Its very easy to say global warming and climate change without really connecting to what those terms actually mean for our not too distant future. This week, we found out what they very well may mean to Mexico if human beings are unable to stop this juggernaut we call global warming and climate change. Scientists from around the world met this week at the Universidad Autonoma Chapingo for the Second International Congress on Sustainable Development and Natural Resource Management. Findings show that Mexico has already lost 25% of her animal species and very well could lose 45% of its natural territory and become a desert. Globally, over the past 200 years, fish reproduction is down already by 70%, and both shrimp and tuna production have declined by 50%. The drop in numbers of fish has had an effect on birds and has even deformed the entire food chain in the oceans, especially for such animals as sharks, which are now found hunting for food in places they were never seen before. This situation is much like the old question of “does one vote really count?” Yes. Elections have been won or lost by one vote – and the planet can be won or lost by whether or not each of us makes a determined effort to live a greener life. This is the planet we will be leaving our for our grandchildren and we can all be more environmentally responsible – for their sake.
Monique’s Independence Day Blah Blah Blah
Monique’s missive is especially poignant this week…
"My great-grandfather, Juan Francisco Castañeda, left Mexico in a rush. It was 1912 and his pro-Madero writing got him into trouble. He was an editorialist (who wasn´t?) for a newspaper in Monterrey, Mexico. He was a wanted man — dead or alive (who wasn´t?).
He bid his pregnant wife and 6 children goodbye. Goodbye mountains, goodbye cabritos (a Northern Mexico culinary specialty), goodbye revolution — and left to San Antonio, Texas.
The little girl — who would grow up to be my grandmother — was 6 years old. She waved goodbye to her father. Everybody cried. Romanita, my great grandmother, gave her husband Juan a recipe for flour tortillas which was written in elegant floral script, on perfumed paper. The dripping fountain pen leaving marks like droplets of nectar.

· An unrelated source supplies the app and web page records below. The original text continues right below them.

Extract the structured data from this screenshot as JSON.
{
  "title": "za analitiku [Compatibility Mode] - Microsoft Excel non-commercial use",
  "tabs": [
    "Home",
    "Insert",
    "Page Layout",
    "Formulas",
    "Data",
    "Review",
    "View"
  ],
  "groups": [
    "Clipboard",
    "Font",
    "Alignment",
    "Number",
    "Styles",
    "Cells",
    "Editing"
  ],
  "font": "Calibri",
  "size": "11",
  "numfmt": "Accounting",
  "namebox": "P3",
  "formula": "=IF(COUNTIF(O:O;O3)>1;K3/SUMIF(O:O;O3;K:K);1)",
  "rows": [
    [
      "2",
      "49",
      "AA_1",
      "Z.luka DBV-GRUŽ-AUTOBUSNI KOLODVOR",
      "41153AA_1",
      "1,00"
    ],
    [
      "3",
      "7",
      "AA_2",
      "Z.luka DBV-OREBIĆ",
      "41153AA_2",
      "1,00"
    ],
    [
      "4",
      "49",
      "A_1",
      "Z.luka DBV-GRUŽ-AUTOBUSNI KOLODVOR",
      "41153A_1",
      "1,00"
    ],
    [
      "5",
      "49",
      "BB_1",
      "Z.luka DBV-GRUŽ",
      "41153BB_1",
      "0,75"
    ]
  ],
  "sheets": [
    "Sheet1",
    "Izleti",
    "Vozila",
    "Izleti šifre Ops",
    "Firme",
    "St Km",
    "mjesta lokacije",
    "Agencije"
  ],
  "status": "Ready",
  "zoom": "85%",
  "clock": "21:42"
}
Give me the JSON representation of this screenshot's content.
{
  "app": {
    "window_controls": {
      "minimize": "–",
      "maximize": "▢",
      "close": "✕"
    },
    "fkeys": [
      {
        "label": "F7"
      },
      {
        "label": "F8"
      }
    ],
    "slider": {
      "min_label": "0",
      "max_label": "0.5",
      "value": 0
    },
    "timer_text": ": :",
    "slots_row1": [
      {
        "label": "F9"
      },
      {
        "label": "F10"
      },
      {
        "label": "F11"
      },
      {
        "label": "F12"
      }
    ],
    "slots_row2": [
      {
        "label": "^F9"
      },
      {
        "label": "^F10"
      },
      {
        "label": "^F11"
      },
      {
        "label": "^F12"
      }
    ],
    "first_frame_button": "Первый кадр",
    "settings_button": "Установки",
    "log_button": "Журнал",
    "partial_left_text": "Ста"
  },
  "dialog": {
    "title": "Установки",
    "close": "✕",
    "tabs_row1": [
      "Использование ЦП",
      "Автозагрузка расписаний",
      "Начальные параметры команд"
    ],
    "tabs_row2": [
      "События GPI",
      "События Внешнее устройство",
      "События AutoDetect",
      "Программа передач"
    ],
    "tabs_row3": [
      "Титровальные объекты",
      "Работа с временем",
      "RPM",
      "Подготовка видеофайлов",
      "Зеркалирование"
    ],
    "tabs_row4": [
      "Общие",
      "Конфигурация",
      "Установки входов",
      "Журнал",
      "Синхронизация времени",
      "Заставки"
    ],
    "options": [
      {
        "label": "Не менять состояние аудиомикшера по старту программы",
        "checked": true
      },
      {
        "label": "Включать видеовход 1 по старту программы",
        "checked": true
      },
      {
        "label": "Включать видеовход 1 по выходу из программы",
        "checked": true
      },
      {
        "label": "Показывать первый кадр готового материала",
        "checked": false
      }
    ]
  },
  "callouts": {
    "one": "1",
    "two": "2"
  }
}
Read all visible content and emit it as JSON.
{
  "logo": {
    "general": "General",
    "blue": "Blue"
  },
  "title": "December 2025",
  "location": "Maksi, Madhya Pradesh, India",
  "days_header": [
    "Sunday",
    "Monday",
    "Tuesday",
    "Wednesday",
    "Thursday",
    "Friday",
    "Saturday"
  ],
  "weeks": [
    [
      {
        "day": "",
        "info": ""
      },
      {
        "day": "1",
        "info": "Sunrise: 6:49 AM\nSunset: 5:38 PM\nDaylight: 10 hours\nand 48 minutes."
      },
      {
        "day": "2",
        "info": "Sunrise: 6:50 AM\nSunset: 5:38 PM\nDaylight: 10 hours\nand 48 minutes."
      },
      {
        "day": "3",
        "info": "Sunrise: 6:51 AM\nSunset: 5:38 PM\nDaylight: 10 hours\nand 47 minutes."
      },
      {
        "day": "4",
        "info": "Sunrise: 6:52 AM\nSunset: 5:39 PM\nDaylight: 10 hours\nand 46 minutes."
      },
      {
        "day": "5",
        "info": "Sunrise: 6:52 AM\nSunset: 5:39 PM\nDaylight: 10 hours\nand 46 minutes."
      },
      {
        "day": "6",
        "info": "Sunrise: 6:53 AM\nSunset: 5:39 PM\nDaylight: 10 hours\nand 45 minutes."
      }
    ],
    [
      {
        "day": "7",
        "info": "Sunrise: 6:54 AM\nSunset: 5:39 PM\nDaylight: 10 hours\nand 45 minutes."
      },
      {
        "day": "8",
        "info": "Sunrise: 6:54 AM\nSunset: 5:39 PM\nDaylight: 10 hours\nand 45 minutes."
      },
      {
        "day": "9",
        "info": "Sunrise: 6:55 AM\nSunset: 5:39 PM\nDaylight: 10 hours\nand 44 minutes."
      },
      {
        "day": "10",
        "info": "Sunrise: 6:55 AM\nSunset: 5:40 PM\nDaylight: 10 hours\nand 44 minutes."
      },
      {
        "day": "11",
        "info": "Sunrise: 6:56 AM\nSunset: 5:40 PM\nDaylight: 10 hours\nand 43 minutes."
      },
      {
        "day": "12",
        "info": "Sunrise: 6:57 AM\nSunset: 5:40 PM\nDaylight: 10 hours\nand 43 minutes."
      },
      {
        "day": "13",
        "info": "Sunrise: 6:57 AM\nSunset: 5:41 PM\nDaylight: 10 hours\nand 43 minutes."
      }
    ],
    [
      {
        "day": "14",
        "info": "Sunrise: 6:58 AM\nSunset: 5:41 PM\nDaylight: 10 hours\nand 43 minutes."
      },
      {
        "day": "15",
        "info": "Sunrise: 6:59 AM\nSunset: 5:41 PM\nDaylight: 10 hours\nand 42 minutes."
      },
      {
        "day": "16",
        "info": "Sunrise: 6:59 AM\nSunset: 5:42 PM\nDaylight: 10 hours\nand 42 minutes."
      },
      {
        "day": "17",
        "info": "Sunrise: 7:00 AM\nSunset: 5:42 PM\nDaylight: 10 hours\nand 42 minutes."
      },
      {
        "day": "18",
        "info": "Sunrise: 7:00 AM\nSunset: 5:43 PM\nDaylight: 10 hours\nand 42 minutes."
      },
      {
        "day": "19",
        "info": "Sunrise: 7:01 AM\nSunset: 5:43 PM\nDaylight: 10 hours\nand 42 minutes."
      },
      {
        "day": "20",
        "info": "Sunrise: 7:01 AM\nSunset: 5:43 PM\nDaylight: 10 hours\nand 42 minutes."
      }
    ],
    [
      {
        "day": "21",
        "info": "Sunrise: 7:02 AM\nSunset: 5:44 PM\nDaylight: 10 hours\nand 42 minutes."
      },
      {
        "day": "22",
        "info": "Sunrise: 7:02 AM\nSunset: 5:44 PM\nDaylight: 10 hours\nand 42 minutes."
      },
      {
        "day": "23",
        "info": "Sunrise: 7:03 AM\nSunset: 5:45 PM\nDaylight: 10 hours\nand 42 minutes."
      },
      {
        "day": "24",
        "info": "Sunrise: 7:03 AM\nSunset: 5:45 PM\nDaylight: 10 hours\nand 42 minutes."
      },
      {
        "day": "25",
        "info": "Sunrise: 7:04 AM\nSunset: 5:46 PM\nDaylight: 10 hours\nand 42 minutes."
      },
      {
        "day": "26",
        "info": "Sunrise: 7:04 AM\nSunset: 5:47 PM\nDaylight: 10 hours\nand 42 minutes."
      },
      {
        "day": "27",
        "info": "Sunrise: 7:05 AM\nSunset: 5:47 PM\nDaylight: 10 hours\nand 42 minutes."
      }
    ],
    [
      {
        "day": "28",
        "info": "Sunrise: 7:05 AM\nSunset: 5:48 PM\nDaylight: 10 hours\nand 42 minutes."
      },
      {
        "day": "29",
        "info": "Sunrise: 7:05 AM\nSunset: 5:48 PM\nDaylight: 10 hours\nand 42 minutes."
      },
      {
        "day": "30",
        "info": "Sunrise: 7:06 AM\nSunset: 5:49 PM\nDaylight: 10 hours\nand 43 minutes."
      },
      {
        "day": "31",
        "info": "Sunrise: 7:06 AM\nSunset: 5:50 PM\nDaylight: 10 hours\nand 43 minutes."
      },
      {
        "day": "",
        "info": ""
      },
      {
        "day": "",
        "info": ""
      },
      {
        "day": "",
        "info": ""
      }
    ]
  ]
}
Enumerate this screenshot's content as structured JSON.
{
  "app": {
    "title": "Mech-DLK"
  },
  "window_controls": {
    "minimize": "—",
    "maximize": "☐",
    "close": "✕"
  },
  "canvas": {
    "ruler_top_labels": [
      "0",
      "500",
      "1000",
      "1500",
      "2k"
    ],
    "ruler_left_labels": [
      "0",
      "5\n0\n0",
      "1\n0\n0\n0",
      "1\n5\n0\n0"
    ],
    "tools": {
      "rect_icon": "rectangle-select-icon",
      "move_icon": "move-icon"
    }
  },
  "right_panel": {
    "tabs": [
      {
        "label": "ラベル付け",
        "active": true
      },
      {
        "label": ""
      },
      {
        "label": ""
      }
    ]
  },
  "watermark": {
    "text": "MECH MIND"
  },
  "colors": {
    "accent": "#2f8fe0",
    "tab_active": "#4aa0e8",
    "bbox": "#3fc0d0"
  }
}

And this is how it began. How my family shifted its history a little to the north, a few degrees hotter, almost one hundred years ago. The proportions of fat to water, the rest time of the dough, the massaging the fat into the white flour…none of that has changed in the original tortilla recipe. But the handful of pork fat morphed into a handful of Crisco and the lucky feeling you get when you´re the one who gets to slowly pull back the metal skin from the top of the can and you feel the satisfying tinny sound of metal ripping. The wood fire obsolete. Gas is piped in through the ground and cleanly connects to a fancy appliance. The tickle was eliminated, the art of making a flour tortilla rise with the spongy tips of your fingers. A gesture lost.
Who am I now? My grandmother learned to walk with shoulders hunched, she learned to hide what was hers. My mother´s tongue lost its rrrr , spanked out of her in a public school. Shame filled her life, eating nata secretly. My genetic blood was smeared through Mexico, pumped into Texas, forever stained by ink that flows through Cuba and chopped, estilo pico-de-gallo, with my father´s French Myth. I´ve been kneaded into a Dutch family and now the Yucatan cradles my children. And this is how it continues.
Viva Viva Viva Mexico who looks at me now with leary welcoming but with bitterness sometimes, with confusion, with love too. I am a lost mountain flower blooming, withering, blooming, living and bleeding blood and ink back again into Mexico, that what was taken from me.
I´ll die in the arms of Mexico. Please let my children find their lost rrr."
Of course, we’re all just thankful we’ve found Monique and the Slow Food Market in Merida. Every Saturday, with an increasing amount of fresh, organic and healthy foods for all of us. Let the healing continue!